**DATA RECORDS**

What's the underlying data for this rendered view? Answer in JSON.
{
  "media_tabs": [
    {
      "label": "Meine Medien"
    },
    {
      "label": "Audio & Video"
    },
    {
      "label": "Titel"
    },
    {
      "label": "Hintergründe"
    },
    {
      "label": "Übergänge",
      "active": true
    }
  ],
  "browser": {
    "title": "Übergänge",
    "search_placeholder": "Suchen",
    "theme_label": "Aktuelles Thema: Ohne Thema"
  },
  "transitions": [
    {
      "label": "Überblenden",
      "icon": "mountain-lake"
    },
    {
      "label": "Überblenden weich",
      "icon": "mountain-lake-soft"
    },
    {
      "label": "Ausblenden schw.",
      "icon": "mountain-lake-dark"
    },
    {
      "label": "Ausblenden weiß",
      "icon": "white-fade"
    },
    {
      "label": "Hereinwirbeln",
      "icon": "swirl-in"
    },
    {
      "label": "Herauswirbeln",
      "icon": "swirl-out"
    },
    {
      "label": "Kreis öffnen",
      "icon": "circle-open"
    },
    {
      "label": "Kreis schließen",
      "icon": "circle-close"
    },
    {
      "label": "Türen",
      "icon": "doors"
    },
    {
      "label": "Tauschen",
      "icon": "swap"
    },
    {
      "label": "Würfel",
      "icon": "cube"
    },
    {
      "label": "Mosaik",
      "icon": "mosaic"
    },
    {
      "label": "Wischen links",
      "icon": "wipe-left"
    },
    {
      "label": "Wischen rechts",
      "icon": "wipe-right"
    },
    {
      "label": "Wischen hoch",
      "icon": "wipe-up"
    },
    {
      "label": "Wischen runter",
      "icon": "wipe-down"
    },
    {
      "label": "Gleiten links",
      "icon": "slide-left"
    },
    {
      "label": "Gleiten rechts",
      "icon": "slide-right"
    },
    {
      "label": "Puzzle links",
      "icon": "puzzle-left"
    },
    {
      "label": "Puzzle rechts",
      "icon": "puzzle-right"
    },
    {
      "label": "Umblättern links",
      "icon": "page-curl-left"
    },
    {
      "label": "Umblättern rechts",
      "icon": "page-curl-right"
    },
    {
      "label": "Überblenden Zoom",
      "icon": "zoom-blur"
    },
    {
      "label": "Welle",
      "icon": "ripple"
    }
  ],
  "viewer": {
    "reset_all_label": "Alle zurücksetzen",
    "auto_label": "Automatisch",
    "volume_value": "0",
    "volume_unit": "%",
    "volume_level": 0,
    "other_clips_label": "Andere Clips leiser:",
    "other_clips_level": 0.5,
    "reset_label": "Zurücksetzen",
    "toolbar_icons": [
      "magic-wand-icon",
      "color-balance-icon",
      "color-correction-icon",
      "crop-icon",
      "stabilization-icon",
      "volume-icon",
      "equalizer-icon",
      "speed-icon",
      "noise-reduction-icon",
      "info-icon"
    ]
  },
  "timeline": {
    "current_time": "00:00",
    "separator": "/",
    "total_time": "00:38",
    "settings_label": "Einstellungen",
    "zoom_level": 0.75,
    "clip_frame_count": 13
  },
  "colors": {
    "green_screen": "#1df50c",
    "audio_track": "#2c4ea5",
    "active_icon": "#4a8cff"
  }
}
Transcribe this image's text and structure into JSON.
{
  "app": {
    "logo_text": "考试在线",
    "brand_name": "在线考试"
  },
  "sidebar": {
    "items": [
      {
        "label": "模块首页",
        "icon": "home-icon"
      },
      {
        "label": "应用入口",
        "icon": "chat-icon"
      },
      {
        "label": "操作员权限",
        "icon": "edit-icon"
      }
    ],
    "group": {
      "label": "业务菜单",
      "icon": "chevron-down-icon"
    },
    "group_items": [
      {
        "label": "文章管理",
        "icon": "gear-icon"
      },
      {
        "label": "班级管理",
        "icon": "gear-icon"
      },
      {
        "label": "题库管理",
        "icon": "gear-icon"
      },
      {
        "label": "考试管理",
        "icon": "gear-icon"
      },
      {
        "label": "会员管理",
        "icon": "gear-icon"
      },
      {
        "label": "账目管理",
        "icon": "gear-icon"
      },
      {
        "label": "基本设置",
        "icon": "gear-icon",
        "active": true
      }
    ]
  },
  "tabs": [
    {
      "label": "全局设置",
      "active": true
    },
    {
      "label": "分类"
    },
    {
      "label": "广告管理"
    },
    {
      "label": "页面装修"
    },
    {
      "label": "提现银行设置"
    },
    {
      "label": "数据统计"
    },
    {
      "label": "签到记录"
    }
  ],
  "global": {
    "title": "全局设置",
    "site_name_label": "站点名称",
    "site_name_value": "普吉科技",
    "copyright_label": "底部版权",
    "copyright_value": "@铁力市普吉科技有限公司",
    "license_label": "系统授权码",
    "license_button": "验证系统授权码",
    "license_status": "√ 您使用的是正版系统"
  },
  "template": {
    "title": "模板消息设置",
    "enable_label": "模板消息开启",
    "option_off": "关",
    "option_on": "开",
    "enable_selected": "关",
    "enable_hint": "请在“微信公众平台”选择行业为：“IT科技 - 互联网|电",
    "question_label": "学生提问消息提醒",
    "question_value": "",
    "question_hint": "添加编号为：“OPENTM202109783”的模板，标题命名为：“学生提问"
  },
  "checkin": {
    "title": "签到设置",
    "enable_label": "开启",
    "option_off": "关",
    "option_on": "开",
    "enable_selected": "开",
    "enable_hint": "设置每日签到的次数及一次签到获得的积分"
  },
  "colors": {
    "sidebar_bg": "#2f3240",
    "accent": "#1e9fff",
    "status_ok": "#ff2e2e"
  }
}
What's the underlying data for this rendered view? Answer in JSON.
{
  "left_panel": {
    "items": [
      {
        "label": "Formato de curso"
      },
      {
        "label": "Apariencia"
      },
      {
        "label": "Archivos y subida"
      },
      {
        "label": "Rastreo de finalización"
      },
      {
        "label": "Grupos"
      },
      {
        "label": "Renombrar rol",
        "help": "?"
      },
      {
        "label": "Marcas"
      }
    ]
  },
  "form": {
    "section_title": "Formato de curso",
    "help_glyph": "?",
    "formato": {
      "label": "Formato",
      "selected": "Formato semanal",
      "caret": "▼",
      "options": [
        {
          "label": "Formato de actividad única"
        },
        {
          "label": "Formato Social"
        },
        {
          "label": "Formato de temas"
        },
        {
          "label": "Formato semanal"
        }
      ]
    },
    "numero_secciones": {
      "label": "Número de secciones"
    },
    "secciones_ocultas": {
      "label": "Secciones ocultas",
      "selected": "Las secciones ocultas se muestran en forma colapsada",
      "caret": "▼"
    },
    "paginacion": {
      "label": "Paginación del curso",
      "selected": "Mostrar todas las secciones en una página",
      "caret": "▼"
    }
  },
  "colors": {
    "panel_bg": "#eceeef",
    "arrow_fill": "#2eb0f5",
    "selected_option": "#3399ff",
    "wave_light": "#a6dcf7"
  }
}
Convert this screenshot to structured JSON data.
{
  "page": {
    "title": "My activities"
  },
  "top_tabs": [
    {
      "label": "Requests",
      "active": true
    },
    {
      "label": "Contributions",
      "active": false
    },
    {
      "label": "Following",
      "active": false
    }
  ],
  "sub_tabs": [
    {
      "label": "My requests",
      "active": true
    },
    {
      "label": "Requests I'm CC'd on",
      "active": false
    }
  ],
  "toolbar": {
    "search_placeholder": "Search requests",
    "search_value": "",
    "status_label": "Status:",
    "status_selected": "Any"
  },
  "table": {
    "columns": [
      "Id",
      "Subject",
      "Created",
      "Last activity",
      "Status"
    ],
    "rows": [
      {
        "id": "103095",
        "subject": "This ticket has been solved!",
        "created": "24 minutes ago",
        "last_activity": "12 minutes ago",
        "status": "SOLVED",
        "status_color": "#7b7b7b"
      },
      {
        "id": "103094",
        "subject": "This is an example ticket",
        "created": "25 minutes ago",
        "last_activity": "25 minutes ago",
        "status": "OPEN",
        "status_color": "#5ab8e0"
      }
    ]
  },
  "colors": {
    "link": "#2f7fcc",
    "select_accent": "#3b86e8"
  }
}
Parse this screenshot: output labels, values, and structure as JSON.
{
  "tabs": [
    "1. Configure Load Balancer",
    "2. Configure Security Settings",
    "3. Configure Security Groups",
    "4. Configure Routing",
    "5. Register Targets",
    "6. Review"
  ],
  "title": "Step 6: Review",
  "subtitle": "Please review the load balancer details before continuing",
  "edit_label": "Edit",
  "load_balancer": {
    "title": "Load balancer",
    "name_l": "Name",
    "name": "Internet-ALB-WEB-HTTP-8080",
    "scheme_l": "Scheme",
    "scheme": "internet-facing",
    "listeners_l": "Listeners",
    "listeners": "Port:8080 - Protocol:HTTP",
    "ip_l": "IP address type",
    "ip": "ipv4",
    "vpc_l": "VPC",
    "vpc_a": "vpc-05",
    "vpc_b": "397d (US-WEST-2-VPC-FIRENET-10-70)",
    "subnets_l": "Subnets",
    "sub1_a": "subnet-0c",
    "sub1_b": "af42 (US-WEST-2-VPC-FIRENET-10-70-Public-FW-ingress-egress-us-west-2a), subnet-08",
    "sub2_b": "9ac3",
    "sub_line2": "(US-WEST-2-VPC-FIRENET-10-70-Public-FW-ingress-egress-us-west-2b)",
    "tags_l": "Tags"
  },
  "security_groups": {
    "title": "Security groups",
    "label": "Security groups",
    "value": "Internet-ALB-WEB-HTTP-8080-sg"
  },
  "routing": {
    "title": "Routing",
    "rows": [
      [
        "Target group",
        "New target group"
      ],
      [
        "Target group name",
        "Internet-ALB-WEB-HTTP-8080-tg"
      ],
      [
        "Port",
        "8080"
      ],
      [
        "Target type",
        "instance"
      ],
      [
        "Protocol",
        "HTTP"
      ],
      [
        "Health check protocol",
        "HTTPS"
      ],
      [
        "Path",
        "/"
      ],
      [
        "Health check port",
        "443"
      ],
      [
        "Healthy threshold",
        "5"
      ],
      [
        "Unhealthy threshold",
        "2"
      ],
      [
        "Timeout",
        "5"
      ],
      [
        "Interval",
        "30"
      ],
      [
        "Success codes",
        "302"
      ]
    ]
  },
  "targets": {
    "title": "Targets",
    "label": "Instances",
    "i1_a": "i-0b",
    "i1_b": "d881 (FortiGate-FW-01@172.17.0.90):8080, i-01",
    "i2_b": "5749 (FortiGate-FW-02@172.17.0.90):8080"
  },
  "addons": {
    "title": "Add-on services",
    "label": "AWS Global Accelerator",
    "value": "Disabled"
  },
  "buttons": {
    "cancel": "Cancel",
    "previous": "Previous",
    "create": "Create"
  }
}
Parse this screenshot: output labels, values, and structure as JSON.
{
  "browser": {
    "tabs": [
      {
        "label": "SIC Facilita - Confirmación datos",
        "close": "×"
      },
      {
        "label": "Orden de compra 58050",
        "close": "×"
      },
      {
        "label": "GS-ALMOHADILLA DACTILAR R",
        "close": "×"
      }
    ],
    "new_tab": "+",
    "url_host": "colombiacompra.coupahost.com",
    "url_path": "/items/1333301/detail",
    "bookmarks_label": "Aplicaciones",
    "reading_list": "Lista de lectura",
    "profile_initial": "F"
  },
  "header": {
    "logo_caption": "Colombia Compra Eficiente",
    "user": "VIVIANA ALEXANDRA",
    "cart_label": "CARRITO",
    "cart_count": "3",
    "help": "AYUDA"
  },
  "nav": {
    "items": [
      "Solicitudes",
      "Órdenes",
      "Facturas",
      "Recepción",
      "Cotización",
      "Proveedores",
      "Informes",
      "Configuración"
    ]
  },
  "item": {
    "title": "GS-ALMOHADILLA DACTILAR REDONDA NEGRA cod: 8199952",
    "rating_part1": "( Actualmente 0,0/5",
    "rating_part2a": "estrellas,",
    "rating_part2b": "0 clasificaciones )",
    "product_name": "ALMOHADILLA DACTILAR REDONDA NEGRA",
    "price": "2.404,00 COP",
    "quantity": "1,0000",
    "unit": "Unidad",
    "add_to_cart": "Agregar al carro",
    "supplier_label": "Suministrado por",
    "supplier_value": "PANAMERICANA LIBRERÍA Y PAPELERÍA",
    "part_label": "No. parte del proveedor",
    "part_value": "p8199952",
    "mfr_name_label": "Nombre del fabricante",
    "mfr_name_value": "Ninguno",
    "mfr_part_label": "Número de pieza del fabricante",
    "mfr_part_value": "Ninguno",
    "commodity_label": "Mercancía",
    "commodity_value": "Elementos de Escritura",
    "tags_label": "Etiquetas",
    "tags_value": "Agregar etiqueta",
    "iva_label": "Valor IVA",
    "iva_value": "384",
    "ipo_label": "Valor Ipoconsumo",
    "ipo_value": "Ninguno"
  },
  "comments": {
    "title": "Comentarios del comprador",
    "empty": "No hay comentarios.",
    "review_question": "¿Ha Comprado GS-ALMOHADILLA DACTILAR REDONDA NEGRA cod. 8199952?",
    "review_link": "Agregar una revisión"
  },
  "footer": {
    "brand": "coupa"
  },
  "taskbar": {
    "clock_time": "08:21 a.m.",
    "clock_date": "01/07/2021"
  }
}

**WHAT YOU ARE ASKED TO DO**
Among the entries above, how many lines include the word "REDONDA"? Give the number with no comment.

**RESULT OF THIS EXERCISE**
3